* [Stored data]
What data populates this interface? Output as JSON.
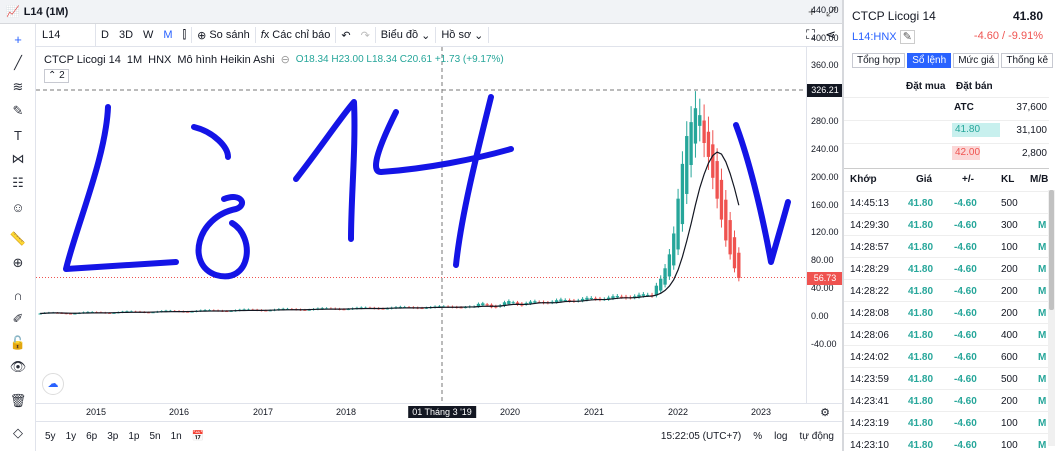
{
  "window": {
    "title": "L14 (1M)"
  },
  "toolbar": {
    "symbol": "L14",
    "intervals": [
      "D",
      "3D",
      "W",
      "M"
    ],
    "active_interval": "M",
    "compare": "So sánh",
    "indicators": "Các chỉ báo",
    "chart_type": "Biểu đồ",
    "profile": "Hồ sơ"
  },
  "legend": {
    "name": "CTCP Licogi 14",
    "interval": "1M",
    "exchange": "HNX",
    "chart_style": "Mô hình Heikin Ashi",
    "open": "O18.34",
    "high": "H23.00",
    "low": "L18.34",
    "close": "C20.61",
    "change": "+1.73 (+9.17%)",
    "badge": "2"
  },
  "yaxis": {
    "ticks": [
      "440.00",
      "400.00",
      "360.00",
      "320.00",
      "280.00",
      "240.00",
      "200.00",
      "160.00",
      "120.00",
      "80.00",
      "40.00",
      "0.00",
      "-40.00"
    ],
    "crosshair_price": "326.21",
    "last_price": "56.73"
  },
  "xaxis": {
    "ticks": [
      "2015",
      "2016",
      "2017",
      "2018",
      "2020",
      "2021",
      "2022",
      "2023"
    ],
    "crosshair_date": "01 Tháng 3 '19"
  },
  "bottom": {
    "ranges": [
      "5y",
      "1y",
      "6p",
      "3p",
      "1p",
      "5n",
      "1n"
    ],
    "time": "15:22:05 (UTC+7)",
    "pct": "%",
    "log": "log",
    "auto": "tự động"
  },
  "annotation": {
    "text": "Lò 14",
    "color": "#1414e6"
  },
  "colors": {
    "up": "#26a69a",
    "down": "#ef5350",
    "accent": "#2962ff"
  },
  "panel": {
    "name": "CTCP Licogi 14",
    "price": "41.80",
    "symbol": "L14:HNX",
    "change": "-4.60 / -9.91%",
    "tabs": [
      "Tổng hợp",
      "Sổ lệnh",
      "Mức giá",
      "Thống kê"
    ],
    "active_tab": "Sổ lệnh",
    "book_headers": [
      "Đặt mua",
      "Đặt bán"
    ],
    "book_rows": [
      {
        "price": "ATC",
        "vol": "37,600"
      },
      {
        "price": "41.80",
        "vol": "31,100"
      },
      {
        "price": "42.00",
        "vol": "2,800"
      }
    ],
    "trade_headers": [
      "Khớp",
      "Giá",
      "+/-",
      "KL",
      "M/B"
    ],
    "trades": [
      {
        "t": "14:45:13",
        "p": "41.80",
        "c": "-4.60",
        "v": "500",
        "s": ""
      },
      {
        "t": "14:29:30",
        "p": "41.80",
        "c": "-4.60",
        "v": "300",
        "s": "M"
      },
      {
        "t": "14:28:57",
        "p": "41.80",
        "c": "-4.60",
        "v": "100",
        "s": "M"
      },
      {
        "t": "14:28:29",
        "p": "41.80",
        "c": "-4.60",
        "v": "200",
        "s": "M"
      },
      {
        "t": "14:28:22",
        "p": "41.80",
        "c": "-4.60",
        "v": "200",
        "s": "M"
      },
      {
        "t": "14:28:08",
        "p": "41.80",
        "c": "-4.60",
        "v": "200",
        "s": "M"
      },
      {
        "t": "14:28:06",
        "p": "41.80",
        "c": "-4.60",
        "v": "400",
        "s": "M"
      },
      {
        "t": "14:24:02",
        "p": "41.80",
        "c": "-4.60",
        "v": "600",
        "s": "M"
      },
      {
        "t": "14:23:59",
        "p": "41.80",
        "c": "-4.60",
        "v": "500",
        "s": "M"
      },
      {
        "t": "14:23:41",
        "p": "41.80",
        "c": "-4.60",
        "v": "200",
        "s": "M"
      },
      {
        "t": "14:23:19",
        "p": "41.80",
        "c": "-4.60",
        "v": "100",
        "s": "M"
      },
      {
        "t": "14:23:10",
        "p": "41.80",
        "c": "-4.60",
        "v": "100",
        "s": "M"
      }
    ]
  }
}
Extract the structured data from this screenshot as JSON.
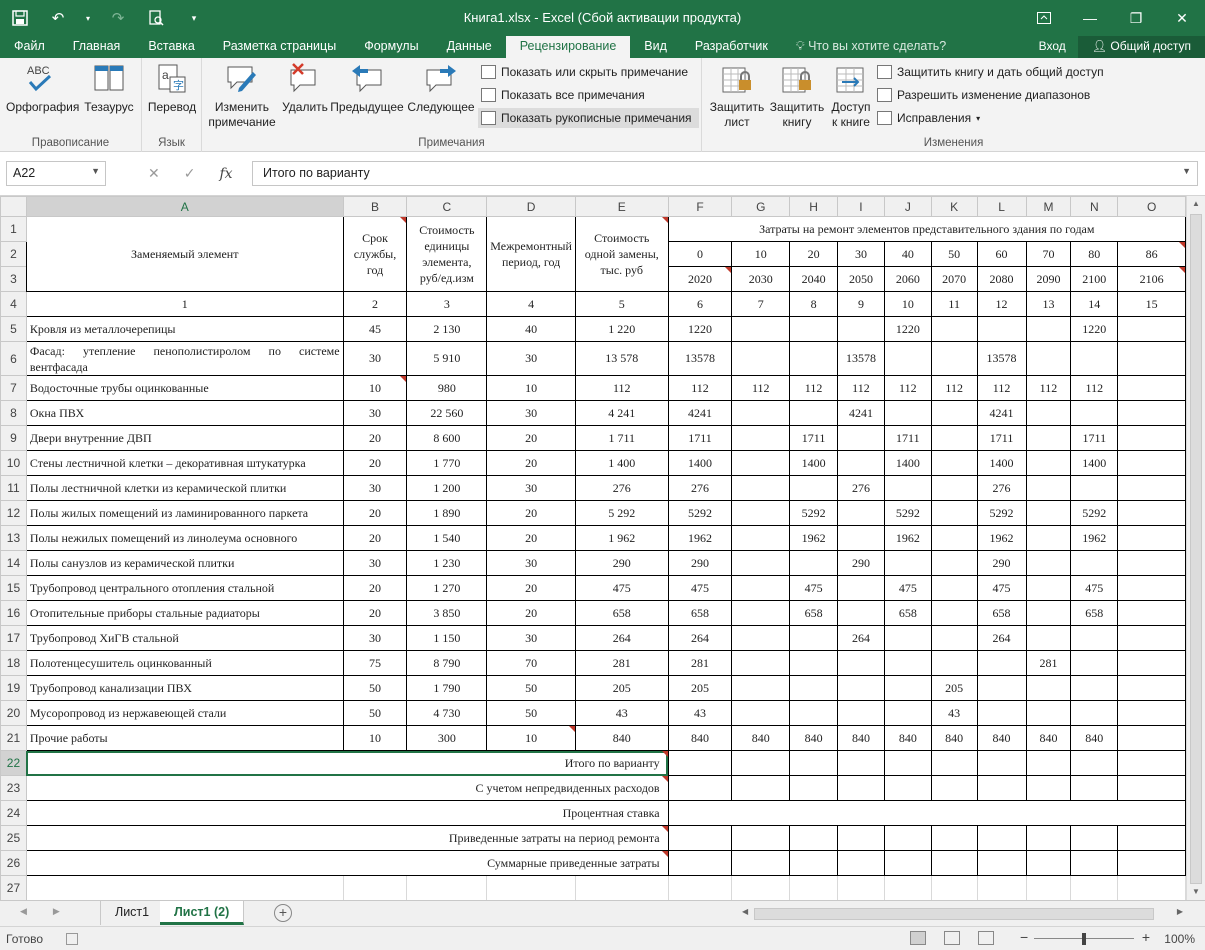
{
  "window": {
    "title": "Книга1.xlsx - Excel (Сбой активации продукта)"
  },
  "ribbon_tabs": [
    "Файл",
    "Главная",
    "Вставка",
    "Разметка страницы",
    "Формулы",
    "Данные",
    "Рецензирование",
    "Вид",
    "Разработчик"
  ],
  "active_tab": "Рецензирование",
  "tell_me": "Что вы хотите сделать?",
  "login": "Вход",
  "share": "Общий доступ",
  "ribbon": {
    "spelling": "Орфография",
    "thesaurus": "Тезаурус",
    "group_proofing": "Правописание",
    "translate": "Перевод",
    "group_language": "Язык",
    "edit_comment_1": "Изменить",
    "edit_comment_2": "примечание",
    "delete": "Удалить",
    "previous": "Предыдущее",
    "next": "Следующее",
    "show_hide_comment": "Показать или скрыть примечание",
    "show_all_comments": "Показать все примечания",
    "show_ink": "Показать рукописные примечания",
    "group_comments": "Примечания",
    "protect_sheet_1": "Защитить",
    "protect_sheet_2": "лист",
    "protect_book_1": "Защитить",
    "protect_book_2": "книгу",
    "access_book_1": "Доступ",
    "access_book_2": "к книге",
    "protect_share": "Защитить книгу и дать общий доступ",
    "allow_ranges": "Разрешить изменение диапазонов",
    "track_changes": "Исправления",
    "group_changes": "Изменения"
  },
  "formula_bar": {
    "name_box": "A22",
    "fx": "fx",
    "value": "Итого по варианту"
  },
  "columns": [
    "A",
    "B",
    "C",
    "D",
    "E",
    "F",
    "G",
    "H",
    "I",
    "J",
    "K",
    "L",
    "M",
    "N",
    "O"
  ],
  "table": {
    "header": {
      "element": "Заменяемый элемент",
      "service_life": "Срок службы, год",
      "unit_cost": "Стоимость единицы элемента, руб/ед.изм",
      "repair_period": "Межремонтный период, год",
      "replacement_cost": "Стоимость одной замены, тыс. руб",
      "costs_by_year": "Затраты на ремонт элементов представительного здания по годам",
      "offsets": [
        "0",
        "10",
        "20",
        "30",
        "40",
        "50",
        "60",
        "70",
        "80",
        "86"
      ],
      "years": [
        "2020",
        "2030",
        "2040",
        "2050",
        "2060",
        "2070",
        "2080",
        "2090",
        "2100",
        "2106"
      ],
      "col_numbers": [
        "1",
        "2",
        "3",
        "4",
        "5",
        "6",
        "7",
        "8",
        "9",
        "10",
        "11",
        "12",
        "13",
        "14",
        "15"
      ]
    },
    "rows": [
      {
        "name": "Кровля из металлочерепицы",
        "life": "45",
        "unit": "2 130",
        "period": "40",
        "cost": "1 220",
        "y": [
          "1220",
          "",
          "",
          "",
          "1220",
          "",
          "",
          "",
          "1220",
          ""
        ]
      },
      {
        "name": "Фасад: утепление пенополистиролом по системе вентфасада",
        "life": "30",
        "unit": "5 910",
        "period": "30",
        "cost": "13 578",
        "y": [
          "13578",
          "",
          "",
          "13578",
          "",
          "",
          "13578",
          "",
          "",
          ""
        ]
      },
      {
        "name": "Водосточные трубы оцинкованные",
        "life": "10",
        "unit": "980",
        "period": "10",
        "cost": "112",
        "y": [
          "112",
          "112",
          "112",
          "112",
          "112",
          "112",
          "112",
          "112",
          "112",
          ""
        ]
      },
      {
        "name": "Окна ПВХ",
        "life": "30",
        "unit": "22 560",
        "period": "30",
        "cost": "4 241",
        "y": [
          "4241",
          "",
          "",
          "4241",
          "",
          "",
          "4241",
          "",
          "",
          ""
        ]
      },
      {
        "name": "Двери внутренние ДВП",
        "life": "20",
        "unit": "8 600",
        "period": "20",
        "cost": "1 711",
        "y": [
          "1711",
          "",
          "1711",
          "",
          "1711",
          "",
          "1711",
          "",
          "1711",
          ""
        ]
      },
      {
        "name": "Стены лестничной клетки – декоративная штукатурка",
        "life": "20",
        "unit": "1 770",
        "period": "20",
        "cost": "1 400",
        "y": [
          "1400",
          "",
          "1400",
          "",
          "1400",
          "",
          "1400",
          "",
          "1400",
          ""
        ]
      },
      {
        "name": "Полы лестничной клетки из керамической плитки",
        "life": "30",
        "unit": "1 200",
        "period": "30",
        "cost": "276",
        "y": [
          "276",
          "",
          "",
          "276",
          "",
          "",
          "276",
          "",
          "",
          ""
        ]
      },
      {
        "name": "Полы жилых помещений из ламинированного паркета",
        "life": "20",
        "unit": "1 890",
        "period": "20",
        "cost": "5 292",
        "y": [
          "5292",
          "",
          "5292",
          "",
          "5292",
          "",
          "5292",
          "",
          "5292",
          ""
        ]
      },
      {
        "name": "Полы нежилых помещений из линолеума основного",
        "life": "20",
        "unit": "1 540",
        "period": "20",
        "cost": "1 962",
        "y": [
          "1962",
          "",
          "1962",
          "",
          "1962",
          "",
          "1962",
          "",
          "1962",
          ""
        ]
      },
      {
        "name": "Полы санузлов из керамической плитки",
        "life": "30",
        "unit": "1 230",
        "period": "30",
        "cost": "290",
        "y": [
          "290",
          "",
          "",
          "290",
          "",
          "",
          "290",
          "",
          "",
          ""
        ]
      },
      {
        "name": "Трубопровод центрального отопления стальной",
        "life": "20",
        "unit": "1 270",
        "period": "20",
        "cost": "475",
        "y": [
          "475",
          "",
          "475",
          "",
          "475",
          "",
          "475",
          "",
          "475",
          ""
        ]
      },
      {
        "name": "Отопительные приборы стальные радиаторы",
        "life": "20",
        "unit": "3 850",
        "period": "20",
        "cost": "658",
        "y": [
          "658",
          "",
          "658",
          "",
          "658",
          "",
          "658",
          "",
          "658",
          ""
        ]
      },
      {
        "name": "Трубопровод ХиГВ стальной",
        "life": "30",
        "unit": "1 150",
        "period": "30",
        "cost": "264",
        "y": [
          "264",
          "",
          "",
          "264",
          "",
          "",
          "264",
          "",
          "",
          ""
        ]
      },
      {
        "name": "Полотенцесушитель оцинкованный",
        "life": "75",
        "unit": "8 790",
        "period": "70",
        "cost": "281",
        "y": [
          "281",
          "",
          "",
          "",
          "",
          "",
          "",
          "281",
          "",
          ""
        ]
      },
      {
        "name": "Трубопровод канализации ПВХ",
        "life": "50",
        "unit": "1 790",
        "period": "50",
        "cost": "205",
        "y": [
          "205",
          "",
          "",
          "",
          "",
          "205",
          "",
          "",
          "",
          ""
        ]
      },
      {
        "name": "Мусоропровод из нержавеющей стали",
        "life": "50",
        "unit": "4 730",
        "period": "50",
        "cost": "43",
        "y": [
          "43",
          "",
          "",
          "",
          "",
          "43",
          "",
          "",
          "",
          ""
        ]
      },
      {
        "name": "Прочие работы",
        "life": "10",
        "unit": "300",
        "period": "10",
        "cost": "840",
        "y": [
          "840",
          "840",
          "840",
          "840",
          "840",
          "840",
          "840",
          "840",
          "840",
          ""
        ]
      }
    ],
    "summary": [
      "Итого по варианту",
      "С учетом непредвиденных расходов",
      "Процентная ставка",
      "Приведенные затраты на период ремонта",
      "Суммарные приведенные затраты"
    ]
  },
  "sheets": [
    "Лист1",
    "Лист1 (2)"
  ],
  "active_sheet": "Лист1 (2)",
  "status": {
    "ready": "Готово",
    "zoom": "100%"
  }
}
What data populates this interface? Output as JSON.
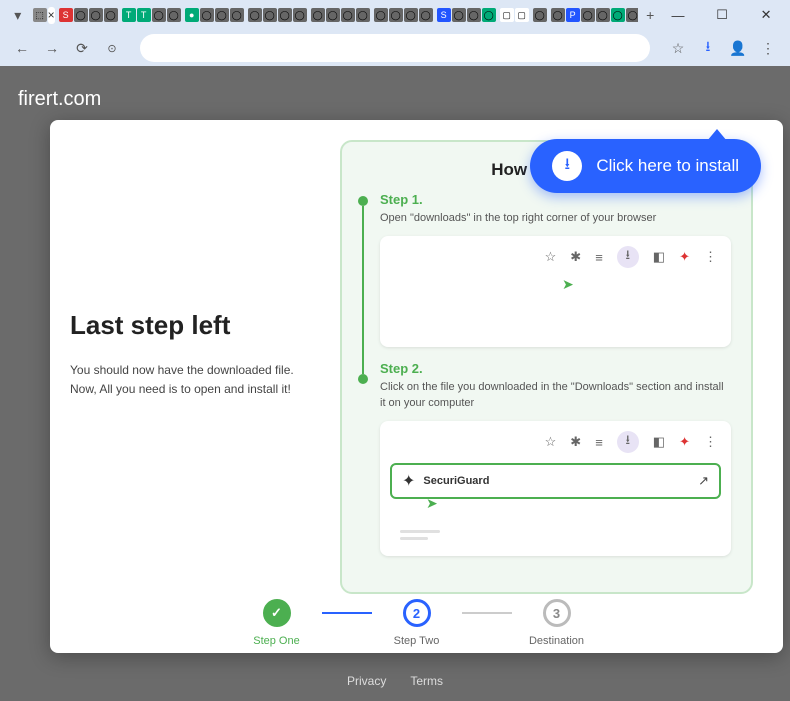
{
  "page_url_display": "firert.com",
  "callout": {
    "text": "Click here to install"
  },
  "left": {
    "heading": "Last step left",
    "line1": "You should now have the downloaded file.",
    "line2": "Now, All you need is to open and install it!"
  },
  "howto": {
    "title": "How to Install",
    "step1": {
      "title": "Step 1.",
      "desc": "Open \"downloads\" in the top right corner of your browser"
    },
    "step2": {
      "title": "Step 2.",
      "desc": "Click on the file you downloaded in the \"Downloads\" section and install it on your computer",
      "extension_name": "SecuriGuard"
    }
  },
  "progress": {
    "step1_label": "Step One",
    "step2_label": "Step Two",
    "step2_num": "2",
    "step3_label": "Destination",
    "step3_num": "3",
    "check": "✓"
  },
  "footer": {
    "privacy": "Privacy",
    "terms": "Terms"
  },
  "icons": {
    "star": "☆",
    "puzzle": "✱",
    "list": "≡",
    "download": "⭳",
    "square": "◧",
    "bug": "✦",
    "dots": "⋮",
    "open": "↗",
    "cursor": "➤",
    "ext": "✦"
  },
  "window": {
    "min": "—",
    "max": "☐",
    "close": "✕",
    "new_tab": "+"
  },
  "nav": {
    "back": "←",
    "fwd": "→",
    "reload": "⟳",
    "secure": "🔒",
    "star_o": "☆",
    "dl": "⭳",
    "user": "👤",
    "menu": "⋮"
  }
}
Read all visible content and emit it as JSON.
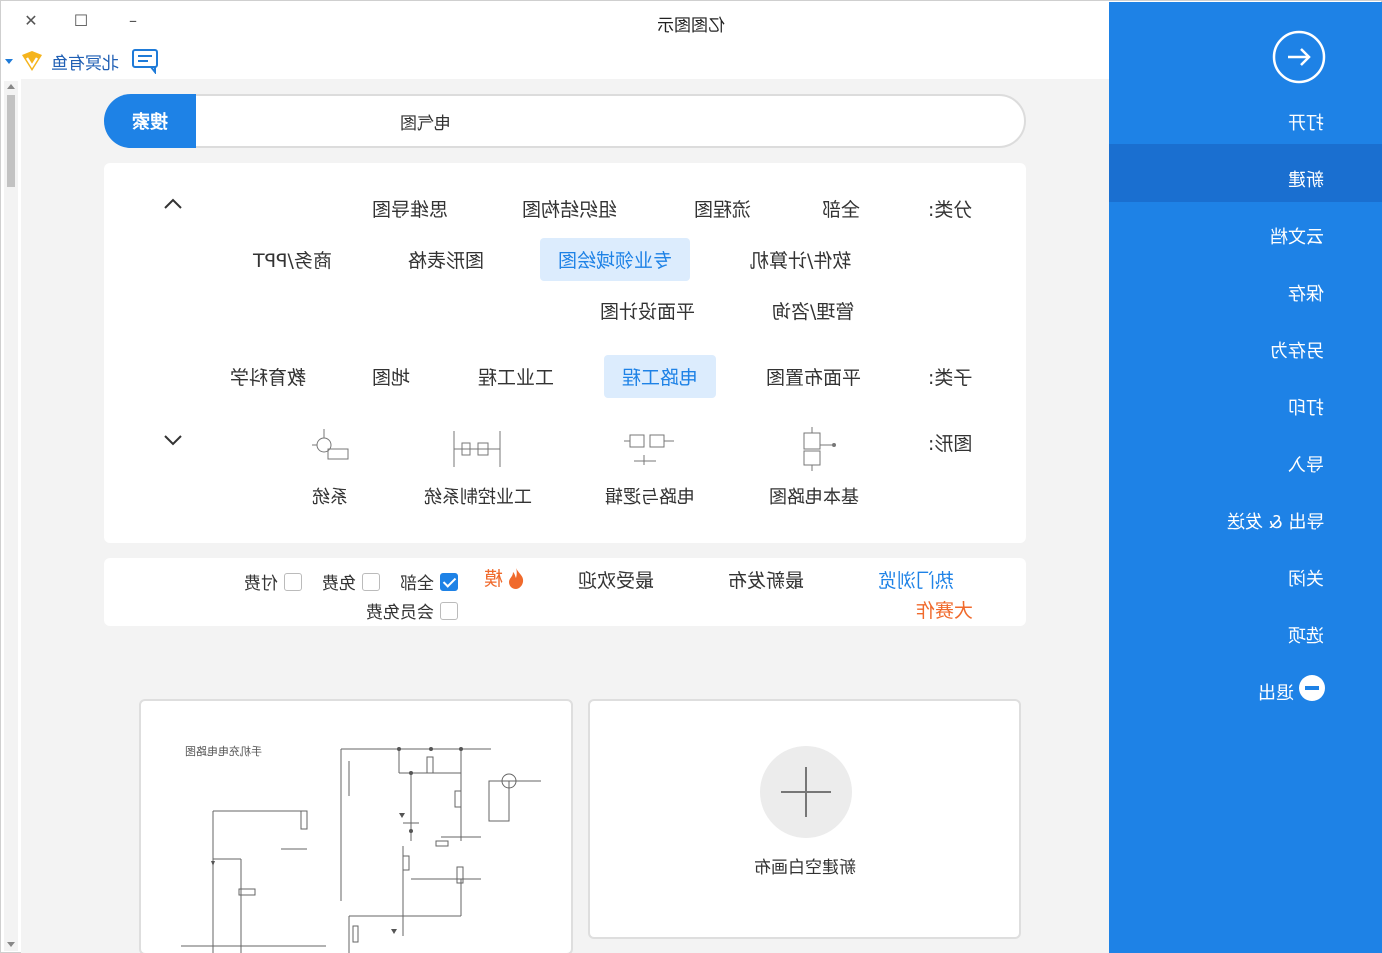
{
  "window": {
    "title": "亿图图示",
    "close_icon": "✕",
    "maximize_icon": "☐",
    "minimize_icon": "–"
  },
  "user": {
    "name": "北冥有鱼"
  },
  "search": {
    "button_label": "搜索",
    "value": "电气图"
  },
  "filters": {
    "category_label": "分类:",
    "categories": [
      "全部",
      "流程图",
      "组织结构图",
      "思维导图",
      "软件/计算机",
      "专业领域绘图",
      "图形表格",
      "商务/PPT",
      "管理/咨询",
      "平面设计图"
    ],
    "subcategory_label": "子类:",
    "subcategories": [
      "平面布置图",
      "电路工程",
      "工业工程",
      "地图",
      "教育科学"
    ],
    "shape_label": "图形:",
    "shapes": [
      "基本电路图",
      "电路与逻辑",
      "工业控制系统",
      "系统"
    ]
  },
  "sortbar": {
    "sort_options": [
      "热门浏览",
      "最新发布",
      "最受欢迎"
    ],
    "contest": "大赛作",
    "hot": "模",
    "checks": [
      {
        "label": "全部",
        "checked": true
      },
      {
        "label": "免费",
        "checked": false
      },
      {
        "label": "付费",
        "checked": false
      },
      {
        "label": "会员免费",
        "checked": false
      }
    ]
  },
  "cards": {
    "blank_label": "新建空白画布",
    "template_title": "手机充电电路图"
  },
  "sidebar": {
    "items": [
      "打开",
      "新建",
      "云文档",
      "保存",
      "另存为",
      "打印",
      "导入",
      "导出 & 发送",
      "关闭",
      "选项",
      "退出"
    ]
  },
  "colors": {
    "accent": "#1e82e6",
    "sidebar_selected": "#1a6fd0",
    "hot": "#f06a2c"
  }
}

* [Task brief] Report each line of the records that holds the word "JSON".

* [Task result]
What data populates this interface? Output as JSON.
Extract the structured data from this screenshot as JSON.
What data populates this interface? Output as JSON.
Read all visible content and emit it as JSON.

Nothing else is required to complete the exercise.